Saturday, May 17, 2008
A Portrait By Bil Baird
[This post was written for the 7th Edition of the Cabinet of Curiosities]
The portrait above, executed by Bil Baird in pastel crayon, is of my great-uncle Gregory Austin. I discovered it in The Box a few weeks ago while I was selecting items to scan for Scanfest. I had heard stories of Bil from my great-grandparents, John Ralph Austin and Therese McGinnis Austin but I never really understood who he was until I did a bit of research. And that research brought back many memories.
As I was told, Bil Baird lived in the apartment building across the alley from my great-grandparents' building on the Upper West Side in New York City. This was in the late 1930s and early 1940s. Bil would put on impromptu puppet shows for children from one of his windows, so that all the children could watch from across the way. My great-grandparents knew Bil and his wife Cora well enough that he drew this portrait of my uncle when he was about 14 (this is my estimation). This would have been about 1941.
I would wager that not many people under 50 remember Bil Baird or his puppets. Do you remember the movie The Sound of Music? Do you remember the "Lonely Goatherd" song where the children sing a song while the father performs a puppet show with marionettes? Those puppets and that sequence was designed by Bil Baird.
Born in 1904 in Nebraska, William Britton Baird grew up in Mason City, Iowa and attended the University of Iowa and the Chicago Academy of Fine Arts. In Chicago he produced a show for the Chicago World's Fair and more than 30 years later he would do the same for the New York World's Fair. Bil Baird passed away in 1987.
Baird's performance credits also include many television commercials as well as appearances on The Jack Paar Show, Sid Caesar's "Show of Shows." Perhaps his most famous puppet character was Charlemagne the Lion.
Imagine the thrill I got when I discovered this portrait!

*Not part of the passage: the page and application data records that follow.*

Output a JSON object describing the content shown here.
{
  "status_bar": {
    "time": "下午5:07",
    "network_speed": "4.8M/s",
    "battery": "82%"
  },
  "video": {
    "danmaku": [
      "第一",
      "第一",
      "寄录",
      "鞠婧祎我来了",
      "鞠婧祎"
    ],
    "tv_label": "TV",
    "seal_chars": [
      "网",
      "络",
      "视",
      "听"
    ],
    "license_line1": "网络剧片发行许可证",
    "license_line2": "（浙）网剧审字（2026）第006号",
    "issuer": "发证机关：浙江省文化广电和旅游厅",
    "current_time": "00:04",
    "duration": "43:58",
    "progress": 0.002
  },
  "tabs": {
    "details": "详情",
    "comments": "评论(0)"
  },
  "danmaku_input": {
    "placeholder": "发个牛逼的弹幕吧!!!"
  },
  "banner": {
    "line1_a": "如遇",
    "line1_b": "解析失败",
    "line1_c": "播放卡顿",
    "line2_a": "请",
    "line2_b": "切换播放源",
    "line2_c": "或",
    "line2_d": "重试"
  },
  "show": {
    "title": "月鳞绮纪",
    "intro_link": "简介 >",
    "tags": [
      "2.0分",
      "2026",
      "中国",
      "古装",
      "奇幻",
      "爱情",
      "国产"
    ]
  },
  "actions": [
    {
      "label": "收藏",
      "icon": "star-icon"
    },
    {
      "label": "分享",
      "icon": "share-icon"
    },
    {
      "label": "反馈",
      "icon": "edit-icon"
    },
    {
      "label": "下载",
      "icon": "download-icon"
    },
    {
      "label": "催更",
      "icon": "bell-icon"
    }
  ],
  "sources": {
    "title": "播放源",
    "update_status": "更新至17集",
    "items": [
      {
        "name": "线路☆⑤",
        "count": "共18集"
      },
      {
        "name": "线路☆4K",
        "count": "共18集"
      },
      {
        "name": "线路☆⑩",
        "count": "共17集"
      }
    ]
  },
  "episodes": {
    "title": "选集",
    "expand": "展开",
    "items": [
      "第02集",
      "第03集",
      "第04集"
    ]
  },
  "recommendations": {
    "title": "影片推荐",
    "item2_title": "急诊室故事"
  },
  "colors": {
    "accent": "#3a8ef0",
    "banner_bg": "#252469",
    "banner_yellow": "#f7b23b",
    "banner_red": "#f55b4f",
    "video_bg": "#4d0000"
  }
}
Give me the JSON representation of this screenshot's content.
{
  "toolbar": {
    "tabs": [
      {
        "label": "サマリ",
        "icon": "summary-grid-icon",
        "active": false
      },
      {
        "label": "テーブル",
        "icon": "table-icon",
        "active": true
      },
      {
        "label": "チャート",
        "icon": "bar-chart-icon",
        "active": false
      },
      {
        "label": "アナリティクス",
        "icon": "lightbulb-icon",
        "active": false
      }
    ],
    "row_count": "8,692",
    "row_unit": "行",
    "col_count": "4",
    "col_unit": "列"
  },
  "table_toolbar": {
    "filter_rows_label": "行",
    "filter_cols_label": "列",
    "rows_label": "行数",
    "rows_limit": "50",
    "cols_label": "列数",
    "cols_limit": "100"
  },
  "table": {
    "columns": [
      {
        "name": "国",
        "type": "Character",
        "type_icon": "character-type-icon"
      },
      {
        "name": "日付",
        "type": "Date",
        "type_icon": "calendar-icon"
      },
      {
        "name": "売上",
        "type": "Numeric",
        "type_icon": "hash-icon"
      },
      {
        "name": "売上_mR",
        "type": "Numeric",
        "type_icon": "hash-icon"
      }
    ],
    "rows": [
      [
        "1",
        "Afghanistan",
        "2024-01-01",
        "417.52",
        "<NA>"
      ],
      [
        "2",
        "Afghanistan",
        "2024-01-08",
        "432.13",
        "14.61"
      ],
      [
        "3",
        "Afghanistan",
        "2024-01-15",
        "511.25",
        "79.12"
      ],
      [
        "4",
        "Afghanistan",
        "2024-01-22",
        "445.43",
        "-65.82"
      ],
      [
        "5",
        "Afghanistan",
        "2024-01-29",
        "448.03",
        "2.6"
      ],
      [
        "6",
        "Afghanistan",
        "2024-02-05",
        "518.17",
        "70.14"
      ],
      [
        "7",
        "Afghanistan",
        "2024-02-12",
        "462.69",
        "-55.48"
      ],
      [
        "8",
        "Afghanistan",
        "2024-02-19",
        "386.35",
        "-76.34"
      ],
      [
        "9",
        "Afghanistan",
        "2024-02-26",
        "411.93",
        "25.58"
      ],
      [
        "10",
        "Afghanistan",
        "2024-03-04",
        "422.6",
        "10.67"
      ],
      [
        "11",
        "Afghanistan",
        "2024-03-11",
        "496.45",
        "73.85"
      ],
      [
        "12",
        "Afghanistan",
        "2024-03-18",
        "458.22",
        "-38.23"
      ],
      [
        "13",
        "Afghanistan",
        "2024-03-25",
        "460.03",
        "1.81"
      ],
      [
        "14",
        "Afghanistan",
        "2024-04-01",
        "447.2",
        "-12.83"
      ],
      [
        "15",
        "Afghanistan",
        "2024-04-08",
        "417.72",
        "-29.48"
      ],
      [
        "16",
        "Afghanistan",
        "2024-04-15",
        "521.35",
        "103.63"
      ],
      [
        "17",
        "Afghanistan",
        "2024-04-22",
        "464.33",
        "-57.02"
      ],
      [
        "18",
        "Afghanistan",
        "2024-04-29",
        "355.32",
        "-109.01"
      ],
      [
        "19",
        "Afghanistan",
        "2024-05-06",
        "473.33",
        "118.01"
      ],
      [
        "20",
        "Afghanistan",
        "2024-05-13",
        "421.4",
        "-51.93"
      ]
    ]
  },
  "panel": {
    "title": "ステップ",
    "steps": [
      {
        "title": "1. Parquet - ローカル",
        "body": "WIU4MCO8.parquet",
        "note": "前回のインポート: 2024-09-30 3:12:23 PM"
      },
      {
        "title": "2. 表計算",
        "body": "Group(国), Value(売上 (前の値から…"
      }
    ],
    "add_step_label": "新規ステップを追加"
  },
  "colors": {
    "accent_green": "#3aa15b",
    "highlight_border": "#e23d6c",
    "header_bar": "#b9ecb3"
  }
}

I was able to establish that various family stories I had heard about Bil Baird are credible. Now I need to do justice to this somewhat worn work of art and get a proper frame!